Katharina Sieverding was born in Prague, and first studied at the Hochschule für bildende Künste Hamburg, from 1963 to 1964, after which she worked with Teo Otto at the State Academy of Arts Düsseldorf, until 1967. In the following years, Sieverding worked with Joseph Beuys (until 1971) and then with Ole John (until 1974). In the course of the years from 1972 to 1988, she visited the United States, the People’s Republic of China, as well as the Soviet Union for studying purposes. During those years, she also joined the Whitney Museum of American Art, New York, for an independent study program (in 1976), the Graduate Faculty of Political and Social Science at the New School for Social Research, New York (in 1977), while giving various lectures and performances as well as conducting several installations in the US and Canada (including in Toronto, Montreal, Minneapolis, Los Angeles, San Francisco). From 1990 to 1992, Sieverding lectured at the Hochschule für bildende Künste Hamburg as a guest professor and, from 1992 to 2010, as a senior professor at the Universität der Künste Berlin.

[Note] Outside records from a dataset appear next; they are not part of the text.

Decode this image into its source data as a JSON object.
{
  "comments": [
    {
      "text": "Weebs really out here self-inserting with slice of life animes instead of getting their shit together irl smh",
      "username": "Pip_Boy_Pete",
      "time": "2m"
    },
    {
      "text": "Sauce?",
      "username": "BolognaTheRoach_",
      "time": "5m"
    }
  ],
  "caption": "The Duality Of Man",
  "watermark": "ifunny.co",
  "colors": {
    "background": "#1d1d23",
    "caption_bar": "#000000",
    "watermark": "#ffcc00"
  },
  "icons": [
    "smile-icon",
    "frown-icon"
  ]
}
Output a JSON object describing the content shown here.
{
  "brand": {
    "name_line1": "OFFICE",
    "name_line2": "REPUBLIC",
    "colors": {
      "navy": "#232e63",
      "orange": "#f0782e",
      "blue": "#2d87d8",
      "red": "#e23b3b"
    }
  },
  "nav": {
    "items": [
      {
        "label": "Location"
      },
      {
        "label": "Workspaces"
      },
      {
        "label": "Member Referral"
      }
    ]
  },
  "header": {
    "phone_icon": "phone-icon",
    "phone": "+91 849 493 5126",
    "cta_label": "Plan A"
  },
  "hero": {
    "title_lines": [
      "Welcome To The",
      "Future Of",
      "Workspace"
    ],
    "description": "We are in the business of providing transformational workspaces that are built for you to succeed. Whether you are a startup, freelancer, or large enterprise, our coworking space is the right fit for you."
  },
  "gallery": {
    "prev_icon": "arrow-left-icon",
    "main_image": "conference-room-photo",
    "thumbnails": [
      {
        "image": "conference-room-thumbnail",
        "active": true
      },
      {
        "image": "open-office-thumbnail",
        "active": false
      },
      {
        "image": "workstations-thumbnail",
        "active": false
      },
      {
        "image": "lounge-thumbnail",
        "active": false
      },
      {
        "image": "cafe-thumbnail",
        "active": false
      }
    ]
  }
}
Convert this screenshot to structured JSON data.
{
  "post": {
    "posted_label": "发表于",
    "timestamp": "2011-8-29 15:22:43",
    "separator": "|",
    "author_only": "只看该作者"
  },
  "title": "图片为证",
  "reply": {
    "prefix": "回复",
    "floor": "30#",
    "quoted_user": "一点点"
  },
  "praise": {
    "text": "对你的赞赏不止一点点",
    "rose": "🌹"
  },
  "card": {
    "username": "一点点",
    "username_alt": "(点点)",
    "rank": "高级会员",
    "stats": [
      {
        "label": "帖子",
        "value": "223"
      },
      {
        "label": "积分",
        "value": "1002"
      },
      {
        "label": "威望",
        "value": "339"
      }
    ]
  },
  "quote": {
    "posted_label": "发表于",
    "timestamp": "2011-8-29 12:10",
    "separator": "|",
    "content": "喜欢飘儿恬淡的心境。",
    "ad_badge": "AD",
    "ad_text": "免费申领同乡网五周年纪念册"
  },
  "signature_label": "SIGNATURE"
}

Her professional work abroad included, from 1995 to 2013, the International Summer Academy of Fine Arts Salzburg; from 1995 to 1999, teaching at the Center for Contemporary Art Kitakyushu, Japan; as well as lecturing at the Atlanta College of Art(in 2001), at the Washington University Saint Louis (in 2002), at the China Art Academy, Hangzhou, Shanghai (2002 to 2003), at the Academy of Performing Arts Prague (in 2005), at the Harvard Art Museums, Cambridge, Massachusetts (in 2012), but also in Germany (Berlin, Kiel, Potsdam-Babelsberg, among others), most recently, as part of a lecture series at the Academy of Fine Arts Münster. Moreover, Professor Sieverding served as a member of the university council of the Academy of Fine Arts Vienna, from 2008 to 2013.
From 1965 onward, Sieverding has been partaking at myriad international exhibitions, including the following: the Biennale de Paris, Musée d’Art Moderne (in 1965, 1973), the documenta in Kassel (in 1972, 1976, 1982), the Biennale di Venezia (in 1980, 1995, 1997, 1999); most recently, at the Wack!-series in Los Angeles, Washington DC (in 2007), and New York, Vancouver (in 2008) as well as at the Glam!-series in Liverpool, Frankfurt a.M., Linz (in 2013).
Photo: © Klaus Mettig
Christina Végh, born in Zurich in 1970, has been the director of the Bonner Kunstverein since 2005. Végh studied art history, ethnology and philosophy at the University of Zurich and Santa Cruz (California), after which she worked as curator at the Kunsthalle Basel, from 2000 to 2004. She has worked with artists such as Ed Atkins, John Baldessari, Ryan Gander, Charline von Heyl, Gregor Schneider, and Brian Jungen. Her experimental art education program Kunst-Stück received an award from the state of North Rhine-Westphalia (2009); for her achievements she received the Swiss Art Award from the Swiss Federal Office for Culture (2010).
Anna-Lena Werner is an art historian and studied at Freie Universität Berlin and at Chelsea College of Art and Design in London. She works as an art writer, curator and currently writes her PhD with a thesis on trauma and multi-media art at Freie Universität Berlin. Her research is funded by the Studienstiftung des Deutschen Volkes. Since 2010 she runs the artblog artfridge.de.